“Because many professionals today already have a working knowledge of digital tactics, the potential for true digital transformation can be hindered by dismissive voices,” says Matt Chun, VP Digital Strategy at Vanguard Communications. “Therefore, it’s important to identify and partner with colleagues at various levels that not only support your digital vision but also understand the work needed in facilitating a digital paradigm shift. First, you’ll need an influential, decision-maker (likely your supervisor) that can set the tone and expectations across the organization. This serves as air cover as your initial efforts will expectedly be met with skepticism. Laterally, you’ll want several peers with established credibility that can reinforce the rationale behind your efforts. Like kindling, these small but essential tools gain traction quickly, bringing forth early results to further spark the momentum. Just as important, you will need a support team that can manage the on-the-ground implementation and integration while you focus on the bigger picture.”
Create a process for handling the change
Digital transformation isn’t a small change. In many companies, it requires that employees operate differently. It means they must learn new technology. It means they must change.
The problem: People hate change. They get comfortable doing things a certain way. When they hear that they have to learn new skills or processes, many will fight it.
If not addressed, this can derail your efforts. As explained below, you need to set up a process for dealing with the changes.
“What most organizations forget, or don’t realize at all, is how difficult enacting company-wide change can be,” says Rob Ristagno CEO, The Sterling Woods Group. “That’s why there are entire professions devoted to change management. If you can make room for it in the budget, bring in a consultant to help walk your team members through the process of undergoing a digital transformation. If you can’t, there are still steps you can take to set your team up for success. First and foremost, you need a process for the digital changes you plan to enact in the business. A good place to start is to state your goal. What change are you trying to make? Then, outline every single step it will take to get you there. Who needs to be on board? What processes and systems need to be revised? Baby steps, if/then scenarios and plans for team training will help you make sure that change flows down through your team steadily and successfully.”
Evaluate your talentDigital Solutions require a new talent set–one that many companies don’t have. Before you begin, you must understand where your talent gaps lie.
“The first step before diving into a digital transformation is evaluating your existing workforce and their readiness for such an endeavor,” says Bob Clary, Director of Marketing at DevelopIntelligence. “The best-laid plans will not be effective if you do not have the right talent to execute, and if necessary, you must bring these people into your organization one way or another prior to beginning.”
What can you do if you identify a talent gap, but don’t have the budget to bring in more talent or hire consultants? You have two options:
Set up education programs. Train your existing team on modern technologies. With all of the high-quality online education options available these days, it’s easier than ever.
Bring in software to bridge the gap.
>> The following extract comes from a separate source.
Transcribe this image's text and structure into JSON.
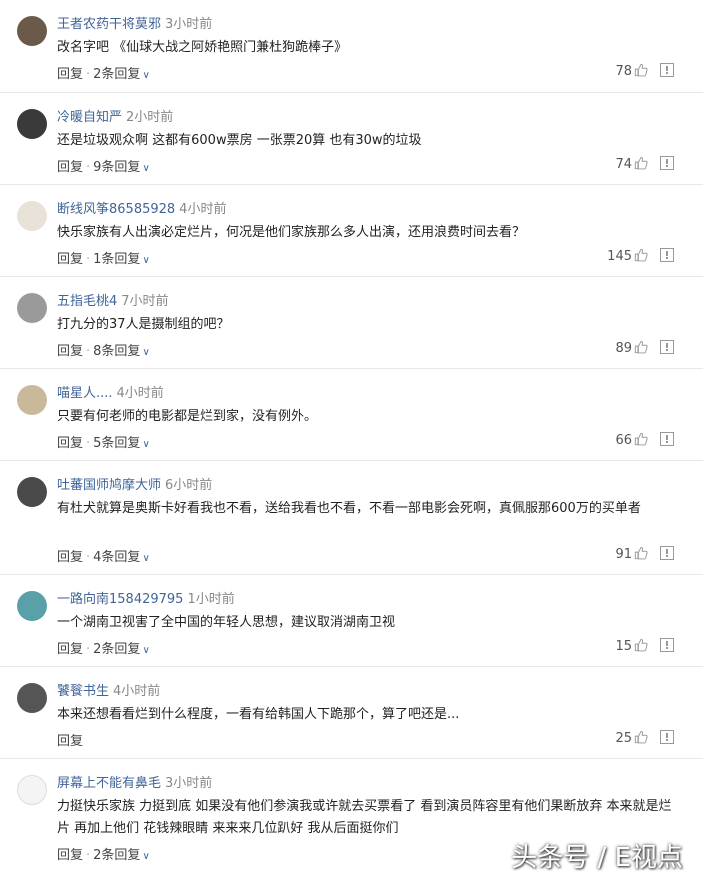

What happens if you need modern solutions today, but don’t have the time to train your employees? In these instances, you can bring modern skills to your current team in the form of tools. I know of many companies that adopt development platforms that let their existing employees create solutions they need.
In short, talent is a key piece to your digital transformation journey. If you don’t have what you need in-house, find a way to bridge that gap before you begin.
These are just 5 points for your Digital Transformation Checklist. We’ll cover more in an upcoming article. If you would like to add anything to this list, I’d love to hear it. Feel free to share in the comments.